### Task goal
The records that follow are to be repeated exactly, with no pictures carried over.

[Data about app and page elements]
>>>>>
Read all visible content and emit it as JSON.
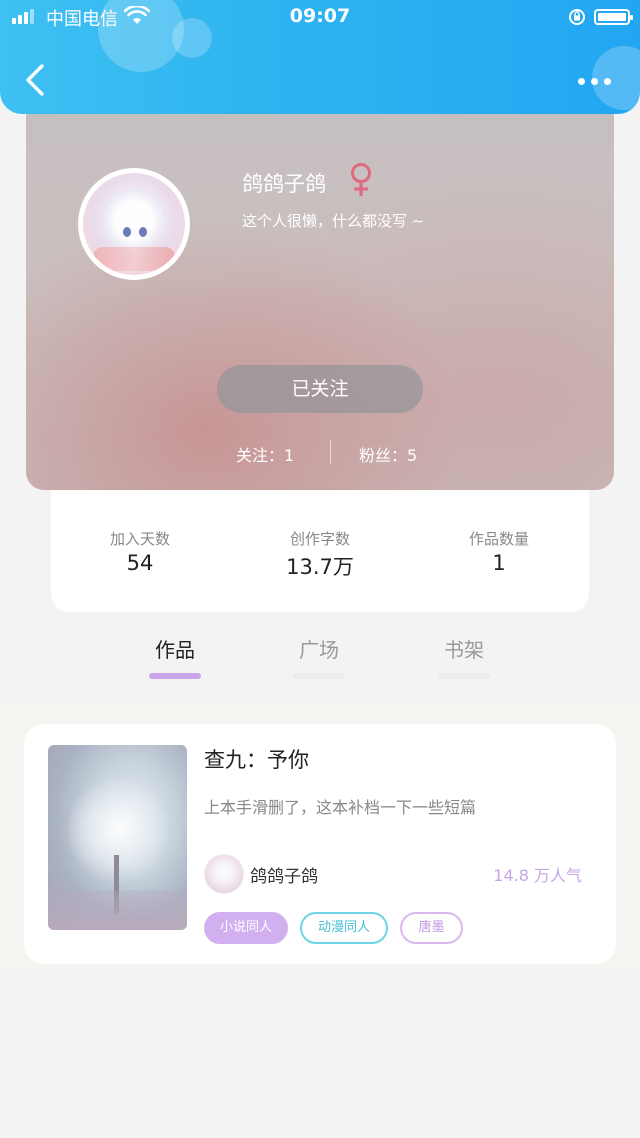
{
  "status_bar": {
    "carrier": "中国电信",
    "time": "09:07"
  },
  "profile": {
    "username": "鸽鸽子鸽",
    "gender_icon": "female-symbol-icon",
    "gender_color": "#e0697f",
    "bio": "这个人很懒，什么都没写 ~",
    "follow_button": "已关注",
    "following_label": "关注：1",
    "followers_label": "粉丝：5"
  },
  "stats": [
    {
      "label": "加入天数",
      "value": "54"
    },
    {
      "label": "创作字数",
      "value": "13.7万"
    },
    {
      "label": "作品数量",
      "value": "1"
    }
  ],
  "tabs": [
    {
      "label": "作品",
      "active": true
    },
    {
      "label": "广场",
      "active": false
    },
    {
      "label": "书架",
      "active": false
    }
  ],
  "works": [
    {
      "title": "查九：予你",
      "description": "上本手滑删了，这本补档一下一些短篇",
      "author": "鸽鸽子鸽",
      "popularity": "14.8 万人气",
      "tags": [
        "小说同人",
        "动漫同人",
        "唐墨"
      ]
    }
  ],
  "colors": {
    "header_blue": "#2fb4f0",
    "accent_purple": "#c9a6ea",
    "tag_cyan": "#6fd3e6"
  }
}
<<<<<
### Exercise output
Read all visible content and emit it as JSON.
{
  "status_bar": {
    "carrier": "中国电信",
    "time": "09:07"
  },
  "profile": {
    "username": "鸽鸽子鸽",
    "gender_icon": "female-symbol-icon",
    "gender_color": "#e0697f",
    "bio": "这个人很懒，什么都没写 ~",
    "follow_button": "已关注",
    "following_label": "关注：1",
    "followers_label": "粉丝：5"
  },
  "stats": [
    {
      "label": "加入天数",
      "value": "54"
    },
    {
      "label": "创作字数",
      "value": "13.7万"
    },
    {
      "label": "作品数量",
      "value": "1"
    }
  ],
  "tabs": [
    {
      "label": "作品",
      "active": true
    },
    {
      "label": "广场",
      "active": false
    },
    {
      "label": "书架",
      "active": false
    }
  ],
  "works": [
    {
      "title": "查九：予你",
      "description": "上本手滑删了，这本补档一下一些短篇",
      "author": "鸽鸽子鸽",
      "popularity": "14.8 万人气",
      "tags": [
        "小说同人",
        "动漫同人",
        "唐墨"
      ]
    }
  ],
  "colors": {
    "header_blue": "#2fb4f0",
    "accent_purple": "#c9a6ea",
    "tag_cyan": "#6fd3e6"
  }
}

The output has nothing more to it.